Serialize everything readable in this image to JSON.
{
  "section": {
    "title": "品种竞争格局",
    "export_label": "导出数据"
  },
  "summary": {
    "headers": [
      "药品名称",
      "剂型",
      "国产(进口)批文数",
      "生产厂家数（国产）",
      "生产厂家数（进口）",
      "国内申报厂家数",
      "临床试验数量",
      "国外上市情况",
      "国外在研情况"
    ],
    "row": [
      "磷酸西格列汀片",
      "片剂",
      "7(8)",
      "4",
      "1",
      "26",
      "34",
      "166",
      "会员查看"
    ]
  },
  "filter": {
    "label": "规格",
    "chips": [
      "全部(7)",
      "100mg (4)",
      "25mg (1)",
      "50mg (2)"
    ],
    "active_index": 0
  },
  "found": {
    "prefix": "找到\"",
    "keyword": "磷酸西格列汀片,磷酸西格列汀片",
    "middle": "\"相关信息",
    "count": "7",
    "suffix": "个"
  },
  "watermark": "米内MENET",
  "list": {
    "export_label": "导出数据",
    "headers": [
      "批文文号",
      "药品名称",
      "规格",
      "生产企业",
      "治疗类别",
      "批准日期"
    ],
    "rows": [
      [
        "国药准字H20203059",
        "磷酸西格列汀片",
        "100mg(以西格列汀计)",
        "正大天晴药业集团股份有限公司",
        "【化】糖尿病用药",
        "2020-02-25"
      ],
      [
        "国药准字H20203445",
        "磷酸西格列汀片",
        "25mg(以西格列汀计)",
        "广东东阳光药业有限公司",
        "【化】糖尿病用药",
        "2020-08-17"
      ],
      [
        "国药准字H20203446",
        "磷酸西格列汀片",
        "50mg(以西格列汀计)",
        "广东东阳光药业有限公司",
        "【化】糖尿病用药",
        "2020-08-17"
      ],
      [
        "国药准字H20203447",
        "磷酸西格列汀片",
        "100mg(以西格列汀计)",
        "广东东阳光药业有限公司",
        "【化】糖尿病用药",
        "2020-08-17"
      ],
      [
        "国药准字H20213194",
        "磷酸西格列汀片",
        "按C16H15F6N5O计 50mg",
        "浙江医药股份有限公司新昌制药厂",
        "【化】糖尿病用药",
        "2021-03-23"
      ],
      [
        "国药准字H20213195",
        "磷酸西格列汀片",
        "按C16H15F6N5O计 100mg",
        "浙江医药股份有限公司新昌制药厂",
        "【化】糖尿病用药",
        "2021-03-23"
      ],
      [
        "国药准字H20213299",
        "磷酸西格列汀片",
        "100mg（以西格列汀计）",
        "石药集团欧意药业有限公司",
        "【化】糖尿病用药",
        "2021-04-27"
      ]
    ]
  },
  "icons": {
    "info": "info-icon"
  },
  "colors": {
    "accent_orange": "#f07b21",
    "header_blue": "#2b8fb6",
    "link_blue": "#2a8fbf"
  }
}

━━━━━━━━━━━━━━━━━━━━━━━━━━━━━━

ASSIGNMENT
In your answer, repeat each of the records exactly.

EXERCISE RESULT
Serialize everything readable in this image to JSON.
{
  "section": {
    "title": "品种竞争格局",
    "export_label": "导出数据"
  },
  "summary": {
    "headers": [
      "药品名称",
      "剂型",
      "国产(进口)批文数",
      "生产厂家数（国产）",
      "生产厂家数（进口）",
      "国内申报厂家数",
      "临床试验数量",
      "国外上市情况",
      "国外在研情况"
    ],
    "row": [
      "磷酸西格列汀片",
      "片剂",
      "7(8)",
      "4",
      "1",
      "26",
      "34",
      "166",
      "会员查看"
    ]
  },
  "filter": {
    "label": "规格",
    "chips": [
      "全部(7)",
      "100mg (4)",
      "25mg (1)",
      "50mg (2)"
    ],
    "active_index": 0
  },
  "found": {
    "prefix": "找到\"",
    "keyword": "磷酸西格列汀片,磷酸西格列汀片",
    "middle": "\"相关信息",
    "count": "7",
    "suffix": "个"
  },
  "watermark": "米内MENET",
  "list": {
    "export_label": "导出数据",
    "headers": [
      "批文文号",
      "药品名称",
      "规格",
      "生产企业",
      "治疗类别",
      "批准日期"
    ],
    "rows": [
      [
        "国药准字H20203059",
        "磷酸西格列汀片",
        "100mg(以西格列汀计)",
        "正大天晴药业集团股份有限公司",
        "【化】糖尿病用药",
        "2020-02-25"
      ],
      [
        "国药准字H20203445",
        "磷酸西格列汀片",
        "25mg(以西格列汀计)",
        "广东东阳光药业有限公司",
        "【化】糖尿病用药",
        "2020-08-17"
      ],
      [
        "国药准字H20203446",
        "磷酸西格列汀片",
        "50mg(以西格列汀计)",
        "广东东阳光药业有限公司",
        "【化】糖尿病用药",
        "2020-08-17"
      ],
      [
        "国药准字H20203447",
        "磷酸西格列汀片",
        "100mg(以西格列汀计)",
        "广东东阳光药业有限公司",
        "【化】糖尿病用药",
        "2020-08-17"
      ],
      [
        "国药准字H20213194",
        "磷酸西格列汀片",
        "按C16H15F6N5O计 50mg",
        "浙江医药股份有限公司新昌制药厂",
        "【化】糖尿病用药",
        "2021-03-23"
      ],
      [
        "国药准字H20213195",
        "磷酸西格列汀片",
        "按C16H15F6N5O计 100mg",
        "浙江医药股份有限公司新昌制药厂",
        "【化】糖尿病用药",
        "2021-03-23"
      ],
      [
        "国药准字H20213299",
        "磷酸西格列汀片",
        "100mg（以西格列汀计）",
        "石药集团欧意药业有限公司",
        "【化】糖尿病用药",
        "2021-04-27"
      ]
    ]
  },
  "icons": {
    "info": "info-icon"
  },
  "colors": {
    "accent_orange": "#f07b21",
    "header_blue": "#2b8fb6",
    "link_blue": "#2a8fbf"
  }
}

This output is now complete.